Some part of the responsibility for the Institute's success falls upon each individual member, in that he should absorb more and more, if he will, of the unselfish “Spirit of Serving.”

There are hundreds of large companies in this country doing business solely in the graphic arts field. The Institute does not operate, of course, for the purpose of aiding the welfare of these firms; but its activities unavoidably do aid them. Every move the Institute makes stimulates automatically the market for better paper, better ink, finer presswork, more careful engraving, well-chosen type, finer craftsmanship and higher quality in each and every detail. Not only this, but it is doubtful if there is in America any other single influence which operates so strongly in this direction; and the benefits to these graphic arts companies must increase and expand as the Institute's influence widens. Surely, among these companies there must be many which, as soon as this is brought to their attention, will be glad—even eager—to carry some small share of the Institute's burden. It is to enable them to do so that the Sustaining Membership privilege has been inaugurated. Already fourteen business houses have availed themselves of this opportunity. Their names will be found in another column. With eighty-six more, a hundred in all, the Institute would find itself on a firm financial footing and its activities and helpful influence could be more than tripled in a single year.
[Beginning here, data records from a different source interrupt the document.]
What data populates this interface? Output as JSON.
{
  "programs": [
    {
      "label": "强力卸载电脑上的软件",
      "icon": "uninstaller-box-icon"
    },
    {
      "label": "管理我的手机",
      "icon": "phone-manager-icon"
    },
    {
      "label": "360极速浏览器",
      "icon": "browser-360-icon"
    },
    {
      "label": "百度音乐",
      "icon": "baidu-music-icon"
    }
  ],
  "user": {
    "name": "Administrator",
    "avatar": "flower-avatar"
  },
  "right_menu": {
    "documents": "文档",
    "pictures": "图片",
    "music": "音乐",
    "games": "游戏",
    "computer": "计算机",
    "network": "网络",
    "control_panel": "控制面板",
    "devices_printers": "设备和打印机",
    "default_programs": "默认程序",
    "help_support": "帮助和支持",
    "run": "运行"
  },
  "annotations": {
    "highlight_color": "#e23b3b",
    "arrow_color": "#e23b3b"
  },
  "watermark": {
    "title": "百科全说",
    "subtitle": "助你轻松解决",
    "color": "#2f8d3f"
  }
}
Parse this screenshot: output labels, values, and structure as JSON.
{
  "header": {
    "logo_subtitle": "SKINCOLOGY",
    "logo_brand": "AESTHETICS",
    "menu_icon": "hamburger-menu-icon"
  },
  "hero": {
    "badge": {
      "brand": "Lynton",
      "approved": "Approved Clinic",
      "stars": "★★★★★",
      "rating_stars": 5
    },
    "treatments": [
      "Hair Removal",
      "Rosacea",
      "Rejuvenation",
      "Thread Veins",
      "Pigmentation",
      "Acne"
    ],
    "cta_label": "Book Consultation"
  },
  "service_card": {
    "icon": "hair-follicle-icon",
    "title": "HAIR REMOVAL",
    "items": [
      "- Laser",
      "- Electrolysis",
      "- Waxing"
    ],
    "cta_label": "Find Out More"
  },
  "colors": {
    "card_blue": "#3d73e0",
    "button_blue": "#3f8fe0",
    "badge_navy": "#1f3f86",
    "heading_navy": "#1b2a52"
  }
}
Peering ahead, then, into the next 10 years and casting up our chances, it is evident that some part of the responsibility for the Institute's success falls upon each individual member, in that he should absorb more and more, if he will, of the unselfish “Spirit of Serving.”

But this problem of financial support will almost take care of itself if only the first of our two problems, the question of A.I.G.A. spirit, is solved. If, in other words, an ever increasing number of Active Members will realize the Institute's great power for service to the graphic arts and to the country, we need have no worry about Sustaining Members. With Active Members more and more in earnest about the Institute and its “Objects,” the big graphic arts companies will do their part—and do it almost without being asked. The coming season of1924–1925 is the first year of the Institute's second decade. How far can we make this year carry the Institute along the road we all wish it to travel?